ANKARA (Reuters) - Turkey will not back down from its decision to buy Russian S-400 missile defence systems despite U.S. warnings that it will lead to Ankara’s exclusion from the F-35 fighter jet programme, Foreign Minister Mevlut Cavusoglu said on Thursday.
In what has become the main source of tension between Ankara and Washington, the NATO allies have sparred publicly for months over Turkey’s purchase of the S-400s, which Washington has said could trigger U.S. sanctions.
U.S. Acting Secretary of Defence Patrick Shanahan last week sent his Turkish counterpart a letter warning that Ankara would be pulled out of the F-35 jet programme unless it changes course from its plans to install the defences.
In what was Turkey’s first direct response to the letter, Cavusoglu said no one can give Turkey ultimatums.
“Turkey will not back down from its decisions with these kinds of letters,” he said. “Turkey bought S-400, it is going to be delivered and stationed in Turkey.”
The S-400s are not compatible with NATO’s defence systems and Washington says they would compromise its F-35s, which Turkey also plans to buy. Turkey has proposed that the allies form a working group to asses the impact of the S-400s, but has yet to receive a response from the United States.
Cavusoglu on Thursday repeated Turkey’s call for the joint working group, saying experts from both countries should come together to evaluate U.S. concerns.
A day earlier, President Tayyip Erdogan said that Turkey had completed the deal with Russia and that the systems will be delivered in July. Russia has said it will begin the delivery of the systems in July.
Erdogan also said that Ankara would challenge its potential removal from the F-35 programme on every platform and hold those who exclude Turkey accountable.
Speaking after a cabinet meeting in Ankara, Presidential Spokesman Ibrahim Kalin said he hoped the F-35 issue would not escalate to an international issue, and added that Turkey would receive the jets.
“The F-35s, which are Turkey’s right, will most certainly be delivered to our country,” Kalin said. “We hope that the United States will turn back from this stance that permanently damages bilateral ties by using the S-400s as an excuse as soon as possible,” he said.

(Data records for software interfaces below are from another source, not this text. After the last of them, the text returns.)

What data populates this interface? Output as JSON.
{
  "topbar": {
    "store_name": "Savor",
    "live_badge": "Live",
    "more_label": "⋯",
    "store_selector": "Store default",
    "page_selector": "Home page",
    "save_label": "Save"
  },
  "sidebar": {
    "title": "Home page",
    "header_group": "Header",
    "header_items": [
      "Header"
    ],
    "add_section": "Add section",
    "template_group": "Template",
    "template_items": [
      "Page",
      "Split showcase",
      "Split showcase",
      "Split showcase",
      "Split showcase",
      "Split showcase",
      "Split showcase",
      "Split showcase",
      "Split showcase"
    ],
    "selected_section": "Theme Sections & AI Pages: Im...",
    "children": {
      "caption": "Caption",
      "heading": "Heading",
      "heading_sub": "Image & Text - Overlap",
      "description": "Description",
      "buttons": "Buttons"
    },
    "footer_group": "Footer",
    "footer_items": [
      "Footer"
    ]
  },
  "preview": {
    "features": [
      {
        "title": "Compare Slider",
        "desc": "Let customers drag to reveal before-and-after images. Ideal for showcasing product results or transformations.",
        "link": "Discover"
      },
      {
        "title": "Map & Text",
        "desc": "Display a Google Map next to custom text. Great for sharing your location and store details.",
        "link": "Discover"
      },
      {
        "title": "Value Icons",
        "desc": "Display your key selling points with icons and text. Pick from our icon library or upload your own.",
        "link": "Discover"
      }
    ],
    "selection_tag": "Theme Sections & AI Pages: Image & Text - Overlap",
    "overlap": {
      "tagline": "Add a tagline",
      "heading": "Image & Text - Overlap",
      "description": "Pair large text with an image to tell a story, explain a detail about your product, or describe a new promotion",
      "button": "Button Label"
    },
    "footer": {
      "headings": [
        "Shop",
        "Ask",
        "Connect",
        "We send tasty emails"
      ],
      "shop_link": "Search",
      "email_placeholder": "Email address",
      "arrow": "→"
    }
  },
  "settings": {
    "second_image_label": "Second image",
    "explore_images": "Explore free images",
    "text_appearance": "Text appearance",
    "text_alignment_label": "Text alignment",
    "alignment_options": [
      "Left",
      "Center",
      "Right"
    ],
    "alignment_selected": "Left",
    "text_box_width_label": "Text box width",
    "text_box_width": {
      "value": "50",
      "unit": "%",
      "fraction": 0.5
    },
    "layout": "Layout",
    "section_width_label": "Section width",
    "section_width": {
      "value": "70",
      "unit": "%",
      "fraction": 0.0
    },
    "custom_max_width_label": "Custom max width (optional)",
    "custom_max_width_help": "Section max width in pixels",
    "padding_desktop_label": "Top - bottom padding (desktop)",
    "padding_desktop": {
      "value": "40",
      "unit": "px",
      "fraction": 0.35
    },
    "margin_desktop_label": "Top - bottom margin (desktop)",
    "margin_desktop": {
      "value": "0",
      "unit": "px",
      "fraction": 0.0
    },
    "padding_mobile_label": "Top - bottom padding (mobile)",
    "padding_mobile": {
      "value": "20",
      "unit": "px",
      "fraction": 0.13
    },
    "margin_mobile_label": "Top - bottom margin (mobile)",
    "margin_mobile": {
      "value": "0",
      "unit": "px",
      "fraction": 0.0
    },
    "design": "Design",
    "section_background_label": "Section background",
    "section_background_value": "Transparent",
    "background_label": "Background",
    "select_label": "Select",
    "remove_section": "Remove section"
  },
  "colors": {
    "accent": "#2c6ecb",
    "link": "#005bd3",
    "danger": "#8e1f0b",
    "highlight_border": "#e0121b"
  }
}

Kalin also said a meeting between Erdogan and Russia’s President Vladimir Putin was being planned at the G20 summit in Japan, where Erdogan is also expected to meet with U.S. President Donald Trump.
The United States has threatened to impose sanctions on Ankara under its Countering America’s Adversaries Through Sanctions Act (CAATSA), the possibility of which has spooked investors and caused a selloff in the lira this year.
The currency slid more than 1% against the dollar on Thursday.
While Turkey has dismissed the U.S. warnings, Washington has said discussions are taking place with Ankara on selling Turkey rival Raytheon Co Patriot defence systems. But, Erdogan has said the U.S. offer was not “as good as the S-400s”.
Defence Minister Hulusi Akar has said Turkey is working on a response to Shanahan’s letter and that it will be delivered in coming days.
The ministers later spoke by telephone on Thursday and discussed the letter, Turkey’s defence ministry said, adding that Akar had “emphasized the improper wording not in line with the spirit of the Alliance” in the letter during the call.
Kalin on Thursday reiterated that Shanahan’s letter to Akar was not in spirit of the alliance between the NATO allies, and added that he had discussed the issue with Trump’s national security advisor John Bolton.
Israel’s deputy Defence Minister Eli Ben-Dahan said the strains between Turkey and the United States could help strengthen ties with Israel and boost the country’s participation in the F-35 program.
“It could also very much be that..the State of Israel will get another portion within the framework of the F-35 and additional things which, in part, were meant to have been transferred to factories in Turkey,” he told Army Radio.
Additional reporting by Ali Kucukgocmen and Daren Bulter in Istanbul and Dan Williams in Jerusalem; Editing by Jonathan Spicer and Angus MacSwan